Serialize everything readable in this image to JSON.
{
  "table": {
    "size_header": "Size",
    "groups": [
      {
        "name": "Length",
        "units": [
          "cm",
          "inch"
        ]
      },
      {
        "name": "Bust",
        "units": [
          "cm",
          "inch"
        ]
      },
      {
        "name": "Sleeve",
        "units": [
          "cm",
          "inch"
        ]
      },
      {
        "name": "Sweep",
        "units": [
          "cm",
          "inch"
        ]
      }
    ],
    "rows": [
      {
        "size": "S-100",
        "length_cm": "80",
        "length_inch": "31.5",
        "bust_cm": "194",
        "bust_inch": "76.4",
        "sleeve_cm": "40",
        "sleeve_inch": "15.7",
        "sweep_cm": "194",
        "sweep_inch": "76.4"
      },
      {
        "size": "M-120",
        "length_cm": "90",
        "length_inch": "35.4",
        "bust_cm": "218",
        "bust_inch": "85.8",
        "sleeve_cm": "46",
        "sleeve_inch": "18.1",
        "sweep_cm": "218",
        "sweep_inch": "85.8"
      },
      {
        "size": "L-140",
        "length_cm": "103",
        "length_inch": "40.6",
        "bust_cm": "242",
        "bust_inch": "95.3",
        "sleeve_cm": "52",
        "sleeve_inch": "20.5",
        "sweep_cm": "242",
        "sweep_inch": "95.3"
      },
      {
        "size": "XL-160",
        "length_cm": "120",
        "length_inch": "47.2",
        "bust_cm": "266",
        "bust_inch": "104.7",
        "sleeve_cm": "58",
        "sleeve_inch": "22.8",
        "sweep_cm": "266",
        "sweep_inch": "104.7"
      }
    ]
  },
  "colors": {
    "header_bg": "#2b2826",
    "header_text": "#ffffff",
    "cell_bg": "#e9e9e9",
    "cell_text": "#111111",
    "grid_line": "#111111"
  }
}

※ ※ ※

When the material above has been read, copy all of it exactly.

Serialize everything readable in this image to JSON.
{
  "table": {
    "size_header": "Size",
    "groups": [
      {
        "name": "Length",
        "units": [
          "cm",
          "inch"
        ]
      },
      {
        "name": "Bust",
        "units": [
          "cm",
          "inch"
        ]
      },
      {
        "name": "Sleeve",
        "units": [
          "cm",
          "inch"
        ]
      },
      {
        "name": "Sweep",
        "units": [
          "cm",
          "inch"
        ]
      }
    ],
    "rows": [
      {
        "size": "S-100",
        "length_cm": "80",
        "length_inch": "31.5",
        "bust_cm": "194",
        "bust_inch": "76.4",
        "sleeve_cm": "40",
        "sleeve_inch": "15.7",
        "sweep_cm": "194",
        "sweep_inch": "76.4"
      },
      {
        "size": "M-120",
        "length_cm": "90",
        "length_inch": "35.4",
        "bust_cm": "218",
        "bust_inch": "85.8",
        "sleeve_cm": "46",
        "sleeve_inch": "18.1",
        "sweep_cm": "218",
        "sweep_inch": "85.8"
      },
      {
        "size": "L-140",
        "length_cm": "103",
        "length_inch": "40.6",
        "bust_cm": "242",
        "bust_inch": "95.3",
        "sleeve_cm": "52",
        "sleeve_inch": "20.5",
        "sweep_cm": "242",
        "sweep_inch": "95.3"
      },
      {
        "size": "XL-160",
        "length_cm": "120",
        "length_inch": "47.2",
        "bust_cm": "266",
        "bust_inch": "104.7",
        "sleeve_cm": "58",
        "sleeve_inch": "22.8",
        "sweep_cm": "266",
        "sweep_inch": "104.7"
      }
    ]
  },
  "colors": {
    "header_bg": "#2b2826",
    "header_text": "#ffffff",
    "cell_bg": "#e9e9e9",
    "cell_text": "#111111",
    "grid_line": "#111111"
  }
}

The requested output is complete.